### Available data
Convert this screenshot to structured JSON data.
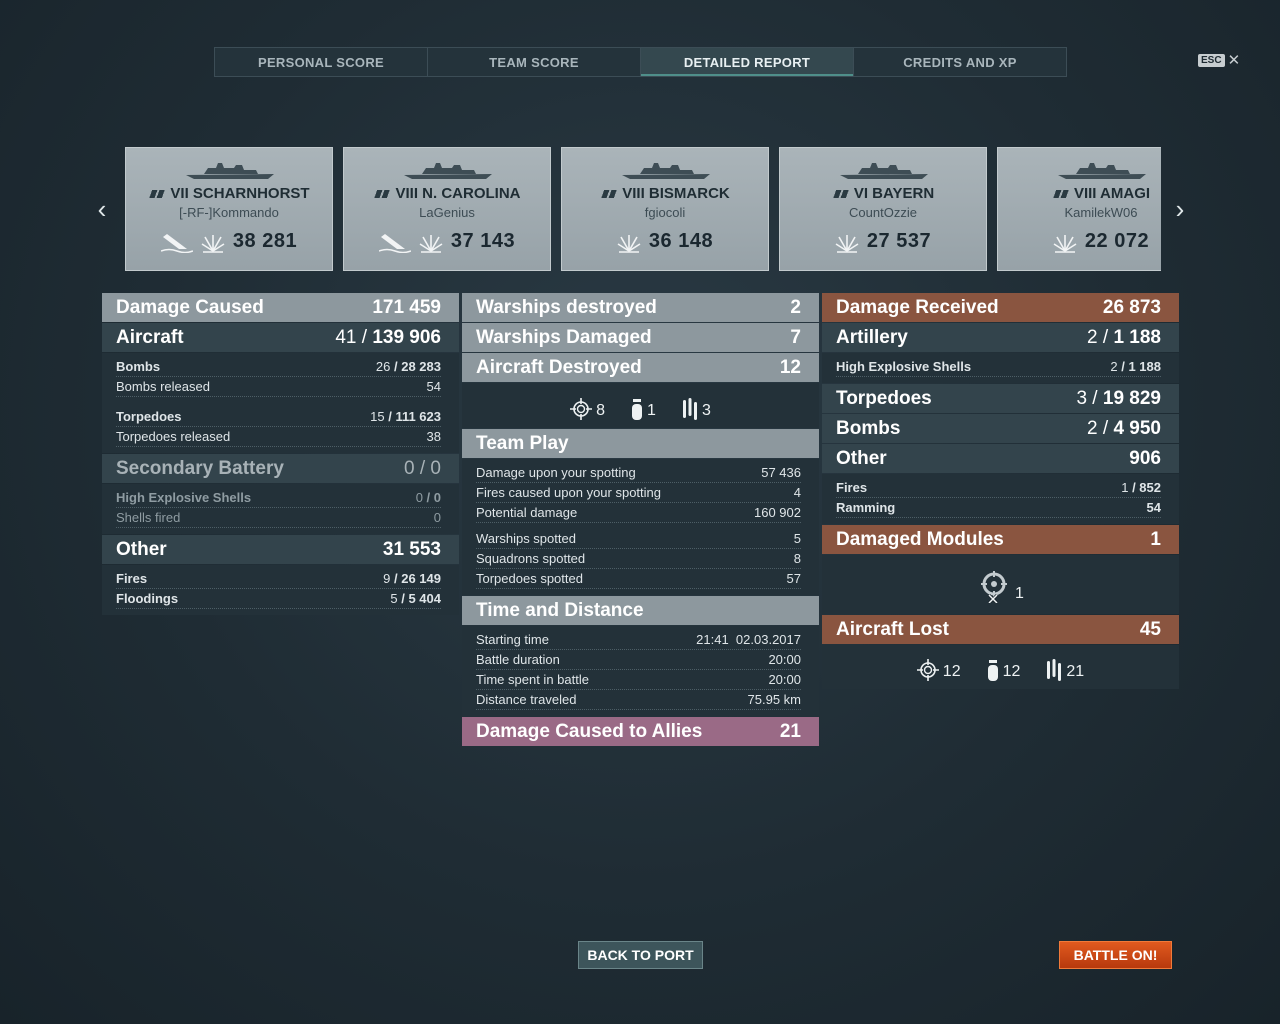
{
  "tabs": [
    {
      "label": "PERSONAL SCORE",
      "active": false
    },
    {
      "label": "TEAM SCORE",
      "active": false
    },
    {
      "label": "DETAILED REPORT",
      "active": true
    },
    {
      "label": "CREDITS AND XP",
      "active": false
    }
  ],
  "esc": {
    "key": "ESC",
    "close": "✕"
  },
  "nav": {
    "prev": "‹",
    "next": "›"
  },
  "ships": [
    {
      "name": "VII SCHARNHORST",
      "player": "[-RF-]Kommando",
      "score": "38 281",
      "sunk": true
    },
    {
      "name": "VIII N. CAROLINA",
      "player": "LaGenius",
      "score": "37 143",
      "sunk": true
    },
    {
      "name": "VIII BISMARCK",
      "player": "fgiocoli",
      "score": "36 148",
      "sunk": false
    },
    {
      "name": "VI BAYERN",
      "player": "CountOzzie",
      "score": "27 537",
      "sunk": false
    },
    {
      "name": "VIII AMAGI",
      "player": "KamilekW06",
      "score": "22 072",
      "sunk": false
    }
  ],
  "left": {
    "damage_caused": {
      "label": "Damage Caused",
      "value": "171 459"
    },
    "aircraft": {
      "label": "Aircraft",
      "hits": "41",
      "value": "139 906"
    },
    "bombs": {
      "label": "Bombs",
      "hits": "26",
      "value": "28 283"
    },
    "bombs_released": {
      "label": "Bombs released",
      "value": "54"
    },
    "torpedoes": {
      "label": "Torpedoes",
      "hits": "15",
      "value": "111 623"
    },
    "torpedoes_released": {
      "label": "Torpedoes released",
      "value": "38"
    },
    "secondary": {
      "label": "Secondary Battery",
      "hits": "0",
      "value": "0"
    },
    "he_shells": {
      "label": "High Explosive Shells",
      "hits": "0",
      "value": "0"
    },
    "shells_fired": {
      "label": "Shells fired",
      "value": "0"
    },
    "other": {
      "label": "Other",
      "value": "31 553"
    },
    "fires": {
      "label": "Fires",
      "hits": "9",
      "value": "26 149"
    },
    "floodings": {
      "label": "Floodings",
      "hits": "5",
      "value": "5 404"
    }
  },
  "middle": {
    "warships_destroyed": {
      "label": "Warships destroyed",
      "value": "2"
    },
    "warships_damaged": {
      "label": "Warships Damaged",
      "value": "7"
    },
    "aircraft_destroyed": {
      "label": "Aircraft Destroyed",
      "value": "12"
    },
    "aircraft_icons": {
      "fighters": "8",
      "bombers": "1",
      "torpedo": "3"
    },
    "team_play": {
      "label": "Team Play",
      "rows1": [
        {
          "label": "Damage upon your spotting",
          "value": "57 436"
        },
        {
          "label": "Fires caused upon your spotting",
          "value": "4"
        },
        {
          "label": "Potential damage",
          "value": "160 902"
        }
      ],
      "rows2": [
        {
          "label": "Warships spotted",
          "value": "5"
        },
        {
          "label": "Squadrons spotted",
          "value": "8"
        },
        {
          "label": "Torpedoes spotted",
          "value": "57"
        }
      ]
    },
    "time_distance": {
      "label": "Time and Distance",
      "rows": [
        {
          "label": "Starting time",
          "value": "21:41  02.03.2017"
        },
        {
          "label": "Battle duration",
          "value": "20:00"
        },
        {
          "label": "Time spent in battle",
          "value": "20:00"
        },
        {
          "label": "Distance traveled",
          "value": "75.95 km"
        }
      ]
    },
    "allies": {
      "label": "Damage Caused to Allies",
      "value": "21"
    }
  },
  "right": {
    "damage_received": {
      "label": "Damage Received",
      "value": "26 873"
    },
    "artillery": {
      "label": "Artillery",
      "hits": "2",
      "value": "1 188"
    },
    "he_shells": {
      "label": "High Explosive Shells",
      "hits": "2",
      "value": "1 188"
    },
    "torpedoes": {
      "label": "Torpedoes",
      "hits": "3",
      "value": "19 829"
    },
    "bombs": {
      "label": "Bombs",
      "hits": "2",
      "value": "4 950"
    },
    "other": {
      "label": "Other",
      "value": "906"
    },
    "fires": {
      "label": "Fires",
      "hits": "1",
      "value": "852"
    },
    "ramming": {
      "label": "Ramming",
      "value": "54"
    },
    "damaged_modules": {
      "label": "Damaged Modules",
      "value": "1"
    },
    "module_count": "1",
    "aircraft_lost": {
      "label": "Aircraft Lost",
      "value": "45"
    },
    "aircraft_icons": {
      "fighters": "12",
      "bombers": "12",
      "torpedo": "21"
    }
  },
  "buttons": {
    "port": "BACK TO PORT",
    "battle": "BATTLE ON!"
  },
  "colors": {
    "gray_header": "#8d989e",
    "received": "#8a5540",
    "allies": "#9a6a86",
    "battle_button": "#d14a15"
  }
}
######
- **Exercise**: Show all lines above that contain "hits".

- **Answer box**:
      "hits": "41",
      "hits": "26",
      "hits": "15",
      "hits": "0",
      "hits": "0",
      "hits": "9",
      "hits": "5",
      "hits": "2",
      "hits": "2",
      "hits": "3",
      "hits": "2",
      "hits": "1",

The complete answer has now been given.